By Annmarie Rodriguez || Simply put, gratitude is the quality of being thankful. Though the word may evoke mixed feelings, or bad memories of being pressured by an overly optimistic relative or friend, it (in its most authentic form) has the ability to positively alter the way we think and perceive the world around us. Gratitude is not meant to mask difficult scenarios. Rather, it can provide a lens for us to view life more holistically—taking in the good with the bad.
I'm not always the first to admit it, but Mom may have been on to something...
My Mom grew up in Guyana, a developing nation in South America. Throughout my childhood, she constantly reminded my brothers and I to be thankful. This included all the great food we had because "back in Guyana" (a frequently used household phrase) all they had to eat for lunch were two slices of bread and one slice of meat. Food is absolutely something worth being thankful for, but sometimes this constant reminder made cultivating an attitude of gratitude feel forced or insincere. Maturity has brought perspective and I've been able to practice gratitude in a more genuine and regular way. This behavior shift has had a positive effect on my quality of life.
Thankfulness is linked to happiness as well as other physiological benefits. Science shows that gratitude helps people cope with stress and promotes optimism which boosts your immune system. There are many studies that verify these claims.
As noted in our previous post, ‘Setting Goals for the Life You Want,’ Darrell Jones is a great example of someone who believes deliberate living requires thoughtful and diligent action. Through this philosophy he has worked towards, developed and acquired many life-giving habits.
One of them is gratitude walks:
“I have a gratitude practice every morning. I recount things for which I’m thankful,” stated Darrell. He practices this on a particular street near his work. He started by forcing himself to think of what he was grateful for. It has since grown into a habit, and even further, into a joy-filled association. “Whenever I walk along this street now, I get happy and start thinking of things I’m grateful for,” explained Darrell.
The simple act of being thankful redirects your attention away from the often too large list of things you want to do or buy. Practicing gratitude reconciles us to the truth of what is good now instead of fixating on what is, was, or might be problematic in the future.
Gratitude walks are a great way to cultivate optimism while staying active. However, if you want to try a different gratitude practice or add on a new one...

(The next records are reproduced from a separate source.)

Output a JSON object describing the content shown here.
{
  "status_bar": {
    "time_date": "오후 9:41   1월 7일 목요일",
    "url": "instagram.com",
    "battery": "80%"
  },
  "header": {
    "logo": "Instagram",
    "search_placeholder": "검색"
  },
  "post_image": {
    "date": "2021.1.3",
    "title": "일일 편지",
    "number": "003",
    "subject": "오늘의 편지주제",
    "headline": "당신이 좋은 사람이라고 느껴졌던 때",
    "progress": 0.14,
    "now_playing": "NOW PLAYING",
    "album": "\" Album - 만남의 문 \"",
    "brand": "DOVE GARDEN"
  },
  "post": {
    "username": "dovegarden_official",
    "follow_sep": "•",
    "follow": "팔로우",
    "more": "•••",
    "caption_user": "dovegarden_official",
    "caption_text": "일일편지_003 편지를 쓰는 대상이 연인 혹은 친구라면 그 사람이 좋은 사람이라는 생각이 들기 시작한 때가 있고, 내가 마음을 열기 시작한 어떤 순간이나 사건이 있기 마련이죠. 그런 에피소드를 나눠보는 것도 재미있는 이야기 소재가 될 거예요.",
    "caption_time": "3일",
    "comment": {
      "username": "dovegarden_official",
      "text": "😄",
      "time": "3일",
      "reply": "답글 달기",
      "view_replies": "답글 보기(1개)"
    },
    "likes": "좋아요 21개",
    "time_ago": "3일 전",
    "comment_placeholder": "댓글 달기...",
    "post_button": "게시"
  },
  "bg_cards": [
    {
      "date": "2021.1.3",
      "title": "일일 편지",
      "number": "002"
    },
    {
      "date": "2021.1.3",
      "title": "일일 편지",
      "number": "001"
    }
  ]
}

Here are some other habits to help you foster an attitude of gratitude:
Keep a Journal. Conjuring up a list mentally or physically, on paper, of what you are grateful for can seem daunting. It's often easier to think of the big things (like promotions, getting a new car or receiving an award) as worthy of gratitude and forget the small or seemingly obvious. Making thankfulness a habit brings to light the reality of how wonderful what we do or have actually is.
Write letters or send emails to people you are thankful for. This habit reaps benefits well worth the time and effort it takes to write and send a note.
Set an alarm on your phone or laptop to remind you to pause and be grateful. This habit has the ability to positively influence mood and increase productivity.
Create a Gratitude Jar. Keep a jar, pad of paper, and pen nearby your desk or bed. Write down a few things you’re thankful for each day and put them in the jar. At the end of each week or month, take a few minutes to sit and read through them. Need help being accountable? Do it with a friend or loved one. You might find yourself pleasantly surprised at how much your jar overflows.
Whether you try one of our suggestions or create your own way to pause and appreciate life, we hope you enjoy the bounty of what a grateful heart and a positive mind can produce.